TRY IT :: Exclude the pictures, then copy all remaining records exactly.

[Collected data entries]
======

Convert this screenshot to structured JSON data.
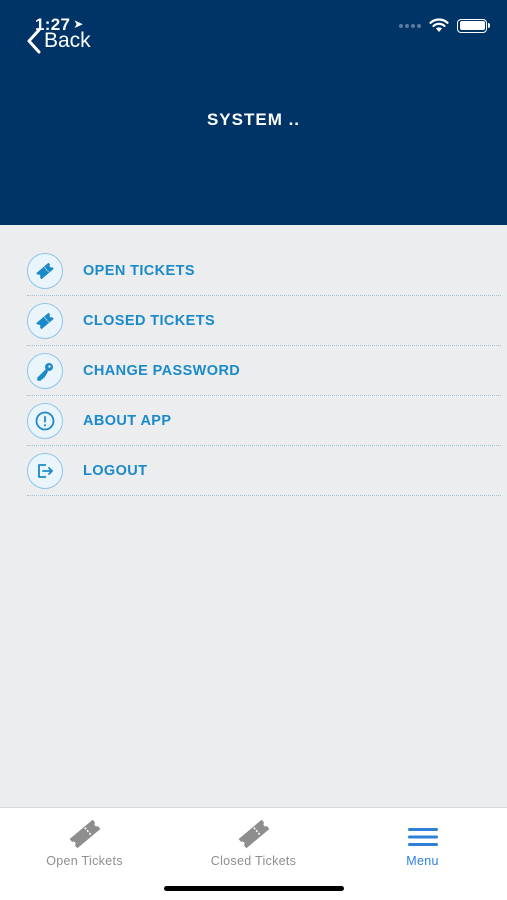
{
  "status_bar": {
    "time": "1:27"
  },
  "header": {
    "back_label": "Back",
    "title": "SYSTEM .."
  },
  "menu": {
    "items": [
      {
        "label": "OPEN TICKETS",
        "icon": "ticket-icon"
      },
      {
        "label": "CLOSED TICKETS",
        "icon": "ticket-icon"
      },
      {
        "label": "CHANGE PASSWORD",
        "icon": "key-icon"
      },
      {
        "label": "ABOUT APP",
        "icon": "info-icon"
      },
      {
        "label": "LOGOUT",
        "icon": "logout-icon"
      }
    ]
  },
  "tabbar": {
    "tabs": [
      {
        "label": "Open Tickets",
        "icon": "ticket-icon",
        "active": false
      },
      {
        "label": "Closed Tickets",
        "icon": "ticket-icon",
        "active": false
      },
      {
        "label": "Menu",
        "icon": "hamburger-icon",
        "active": true
      }
    ]
  },
  "colors": {
    "header_bg": "#003366",
    "menu_text": "#1a8ac9",
    "tab_active": "#2f80d9",
    "tab_inactive": "#8e8e8e",
    "page_bg": "#ecedef"
  }
}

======

RESULT FOR THIS EXERCISE ::
Convert this screenshot to structured JSON data.
{
  "status_bar": {
    "time": "1:27"
  },
  "header": {
    "back_label": "Back",
    "title": "SYSTEM .."
  },
  "menu": {
    "items": [
      {
        "label": "OPEN TICKETS",
        "icon": "ticket-icon"
      },
      {
        "label": "CLOSED TICKETS",
        "icon": "ticket-icon"
      },
      {
        "label": "CHANGE PASSWORD",
        "icon": "key-icon"
      },
      {
        "label": "ABOUT APP",
        "icon": "info-icon"
      },
      {
        "label": "LOGOUT",
        "icon": "logout-icon"
      }
    ]
  },
  "tabbar": {
    "tabs": [
      {
        "label": "Open Tickets",
        "icon": "ticket-icon",
        "active": false
      },
      {
        "label": "Closed Tickets",
        "icon": "ticket-icon",
        "active": false
      },
      {
        "label": "Menu",
        "icon": "hamburger-icon",
        "active": true
      }
    ]
  },
  "colors": {
    "header_bg": "#003366",
    "menu_text": "#1a8ac9",
    "tab_active": "#2f80d9",
    "tab_inactive": "#8e8e8e",
    "page_bg": "#ecedef"
  }
}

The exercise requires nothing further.